This clip is an excellent example of Walker getting confused by backfield motion. The Jaguars use a lot of deception on this place, including a pulling fullback, faking the end around, and faking the running back dive in order to set up the screen to Fournette. Walker is completely lost as he bites on almost every bit of the deception. He is entirely out of position when Fournette catches the ball and the result is a big play for the Jaguars.

The next play was designed to take advantage of Walker’s over-aggressiveness. Walker is responsible for the mid-zone next to Malik Hooker on this goal line play. The Texans use a play-action quick slant combo to get Walker to commit to the run, then throw behind him into the empty zone for a touchdown.
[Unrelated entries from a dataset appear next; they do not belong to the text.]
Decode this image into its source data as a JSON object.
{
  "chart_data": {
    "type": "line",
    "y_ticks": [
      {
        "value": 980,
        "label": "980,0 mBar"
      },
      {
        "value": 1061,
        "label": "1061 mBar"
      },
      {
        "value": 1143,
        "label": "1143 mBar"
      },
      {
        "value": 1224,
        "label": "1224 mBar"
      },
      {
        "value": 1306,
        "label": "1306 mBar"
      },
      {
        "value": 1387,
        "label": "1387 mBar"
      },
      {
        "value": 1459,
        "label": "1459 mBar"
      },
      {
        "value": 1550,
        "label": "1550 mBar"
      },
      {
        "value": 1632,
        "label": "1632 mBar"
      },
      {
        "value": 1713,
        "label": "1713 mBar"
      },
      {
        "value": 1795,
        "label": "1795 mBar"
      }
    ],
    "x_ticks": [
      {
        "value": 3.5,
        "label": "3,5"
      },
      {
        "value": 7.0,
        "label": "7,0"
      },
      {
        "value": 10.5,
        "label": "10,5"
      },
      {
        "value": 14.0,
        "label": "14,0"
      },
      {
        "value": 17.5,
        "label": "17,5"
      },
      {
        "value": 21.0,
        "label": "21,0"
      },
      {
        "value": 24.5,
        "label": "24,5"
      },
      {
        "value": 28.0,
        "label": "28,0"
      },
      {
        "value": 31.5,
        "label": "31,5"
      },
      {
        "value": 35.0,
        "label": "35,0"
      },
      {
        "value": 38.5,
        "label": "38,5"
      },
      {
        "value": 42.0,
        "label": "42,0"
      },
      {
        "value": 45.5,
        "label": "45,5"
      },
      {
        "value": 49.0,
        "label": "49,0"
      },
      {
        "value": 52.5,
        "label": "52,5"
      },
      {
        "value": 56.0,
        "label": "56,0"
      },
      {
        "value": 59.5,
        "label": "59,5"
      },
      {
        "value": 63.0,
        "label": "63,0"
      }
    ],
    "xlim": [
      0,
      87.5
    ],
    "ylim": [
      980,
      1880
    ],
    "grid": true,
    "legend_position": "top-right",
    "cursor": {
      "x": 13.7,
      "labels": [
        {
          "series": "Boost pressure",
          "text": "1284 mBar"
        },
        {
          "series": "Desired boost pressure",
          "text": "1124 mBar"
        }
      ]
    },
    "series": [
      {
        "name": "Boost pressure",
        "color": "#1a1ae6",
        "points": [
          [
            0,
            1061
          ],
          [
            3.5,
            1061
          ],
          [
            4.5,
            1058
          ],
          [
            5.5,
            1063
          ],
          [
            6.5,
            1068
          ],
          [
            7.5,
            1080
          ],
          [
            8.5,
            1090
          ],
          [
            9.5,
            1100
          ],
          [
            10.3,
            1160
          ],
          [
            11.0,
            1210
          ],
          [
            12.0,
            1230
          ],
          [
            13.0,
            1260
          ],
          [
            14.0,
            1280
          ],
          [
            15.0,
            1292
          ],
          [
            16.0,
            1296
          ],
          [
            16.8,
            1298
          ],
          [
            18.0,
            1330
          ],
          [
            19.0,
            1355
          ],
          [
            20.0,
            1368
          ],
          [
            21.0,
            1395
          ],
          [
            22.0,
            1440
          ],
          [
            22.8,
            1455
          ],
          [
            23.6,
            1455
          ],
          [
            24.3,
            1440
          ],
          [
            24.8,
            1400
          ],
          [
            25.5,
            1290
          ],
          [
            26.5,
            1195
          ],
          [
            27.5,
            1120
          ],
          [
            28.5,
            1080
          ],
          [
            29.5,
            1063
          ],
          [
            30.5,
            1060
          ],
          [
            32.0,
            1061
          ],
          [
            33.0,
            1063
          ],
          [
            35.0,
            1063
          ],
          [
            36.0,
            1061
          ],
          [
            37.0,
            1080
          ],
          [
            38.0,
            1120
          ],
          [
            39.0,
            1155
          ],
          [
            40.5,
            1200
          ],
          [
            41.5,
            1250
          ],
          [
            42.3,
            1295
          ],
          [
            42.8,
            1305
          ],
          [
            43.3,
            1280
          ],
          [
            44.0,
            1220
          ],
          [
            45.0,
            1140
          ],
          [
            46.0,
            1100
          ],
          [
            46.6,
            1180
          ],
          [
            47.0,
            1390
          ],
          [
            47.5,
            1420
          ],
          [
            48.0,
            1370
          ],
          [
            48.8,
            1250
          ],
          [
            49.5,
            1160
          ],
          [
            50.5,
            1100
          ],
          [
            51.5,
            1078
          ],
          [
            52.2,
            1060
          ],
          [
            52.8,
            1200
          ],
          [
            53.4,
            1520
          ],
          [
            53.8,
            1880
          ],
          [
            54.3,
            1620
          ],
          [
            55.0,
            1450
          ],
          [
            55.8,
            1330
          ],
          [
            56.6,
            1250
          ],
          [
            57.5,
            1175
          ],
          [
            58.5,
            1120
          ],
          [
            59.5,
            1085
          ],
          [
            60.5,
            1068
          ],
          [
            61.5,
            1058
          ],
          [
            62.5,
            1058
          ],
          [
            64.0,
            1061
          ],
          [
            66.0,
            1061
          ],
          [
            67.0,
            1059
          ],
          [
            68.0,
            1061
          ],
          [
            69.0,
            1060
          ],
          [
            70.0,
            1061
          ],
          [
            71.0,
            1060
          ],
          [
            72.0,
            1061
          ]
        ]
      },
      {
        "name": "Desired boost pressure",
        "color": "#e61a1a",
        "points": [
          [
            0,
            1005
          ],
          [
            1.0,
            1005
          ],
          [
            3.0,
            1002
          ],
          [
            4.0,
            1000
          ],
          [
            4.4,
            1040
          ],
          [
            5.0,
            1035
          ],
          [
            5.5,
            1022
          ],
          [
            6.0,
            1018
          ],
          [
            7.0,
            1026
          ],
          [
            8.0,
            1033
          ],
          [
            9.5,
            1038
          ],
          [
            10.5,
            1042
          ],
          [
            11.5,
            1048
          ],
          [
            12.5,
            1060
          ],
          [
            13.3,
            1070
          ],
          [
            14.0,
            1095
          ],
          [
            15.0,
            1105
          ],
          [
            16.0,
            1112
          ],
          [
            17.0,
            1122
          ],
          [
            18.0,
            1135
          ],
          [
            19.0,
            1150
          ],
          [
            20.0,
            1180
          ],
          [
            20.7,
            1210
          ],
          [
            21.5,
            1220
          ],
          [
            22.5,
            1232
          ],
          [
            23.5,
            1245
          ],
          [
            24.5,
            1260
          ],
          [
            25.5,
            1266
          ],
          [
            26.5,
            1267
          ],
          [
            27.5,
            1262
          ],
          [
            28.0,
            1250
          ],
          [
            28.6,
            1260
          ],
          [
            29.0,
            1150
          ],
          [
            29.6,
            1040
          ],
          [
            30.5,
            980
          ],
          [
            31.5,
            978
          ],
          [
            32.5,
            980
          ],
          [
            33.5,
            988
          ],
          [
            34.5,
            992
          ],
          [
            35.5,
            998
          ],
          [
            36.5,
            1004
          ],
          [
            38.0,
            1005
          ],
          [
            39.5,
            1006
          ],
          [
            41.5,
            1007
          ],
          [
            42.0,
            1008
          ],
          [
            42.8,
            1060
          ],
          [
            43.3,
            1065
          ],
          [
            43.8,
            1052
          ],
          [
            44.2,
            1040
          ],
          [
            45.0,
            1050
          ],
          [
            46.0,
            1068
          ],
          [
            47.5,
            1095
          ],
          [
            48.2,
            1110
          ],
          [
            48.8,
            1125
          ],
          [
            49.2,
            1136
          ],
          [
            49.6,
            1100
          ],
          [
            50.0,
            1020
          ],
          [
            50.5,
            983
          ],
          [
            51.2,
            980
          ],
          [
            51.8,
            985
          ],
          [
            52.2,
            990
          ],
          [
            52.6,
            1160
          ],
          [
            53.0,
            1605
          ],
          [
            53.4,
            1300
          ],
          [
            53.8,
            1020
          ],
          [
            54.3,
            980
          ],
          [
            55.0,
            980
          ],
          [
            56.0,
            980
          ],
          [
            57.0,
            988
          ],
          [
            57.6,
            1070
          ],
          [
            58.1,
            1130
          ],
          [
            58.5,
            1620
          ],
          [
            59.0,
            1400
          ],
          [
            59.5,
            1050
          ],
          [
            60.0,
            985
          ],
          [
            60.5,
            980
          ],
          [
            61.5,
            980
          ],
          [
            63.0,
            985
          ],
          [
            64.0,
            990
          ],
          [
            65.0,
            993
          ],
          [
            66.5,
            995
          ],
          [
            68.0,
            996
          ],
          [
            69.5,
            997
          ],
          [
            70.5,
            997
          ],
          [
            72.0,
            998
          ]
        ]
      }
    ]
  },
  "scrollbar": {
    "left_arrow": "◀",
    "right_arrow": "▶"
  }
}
Walker completes falls for the play action, leaving the middle of the field open for the score.

The next play is another example of an offense taking advantage of Walker’s susceptibility to play fakes. The Patriots set up this play with run after run and were able to get Walker to attack the line of scrimmage. Walker has to start trusting his eyes and sitting back before attacking to mitigate these types of mistakes.

The final clip may seem like nitpicking, but I believe it shows a bigger issue. This play is a quick play-action throw to the screen away from Walker. He is not going to make this play even with his speed. My issue is the false step towards the play-action. He bites way too hard on play fakes and it regularly opens up the middle of the field.


Anthony Walker has had a very strong year for the Colts and has formed a nice duo with rookie Darius Leonard. He is a stout run defender. His athleticism is a huge asset and allows him to limit a ton of potentially big plays.

There are areas for Walker to improve. My primary concern is with his discipline and susceptibility to play fakes and motion. Good play callers such as Doug Peterson, Bill O’Brien, and Josh McDaniels have noticed these weaknesses and have used them to exploit the Colts defense. Walker must correct these issues if he wants to be a three down linebacker in Indianapolis. If he can’t, I think his ceiling is as a two down, run stuffing linebacker.

Overall, I really like Walker’s aggression and demeanor. It has been an overwhelmingly positive season in his second year. His ability to develop more against the pass will be key to the steps Chris Ballard will have to take in the coming off-season.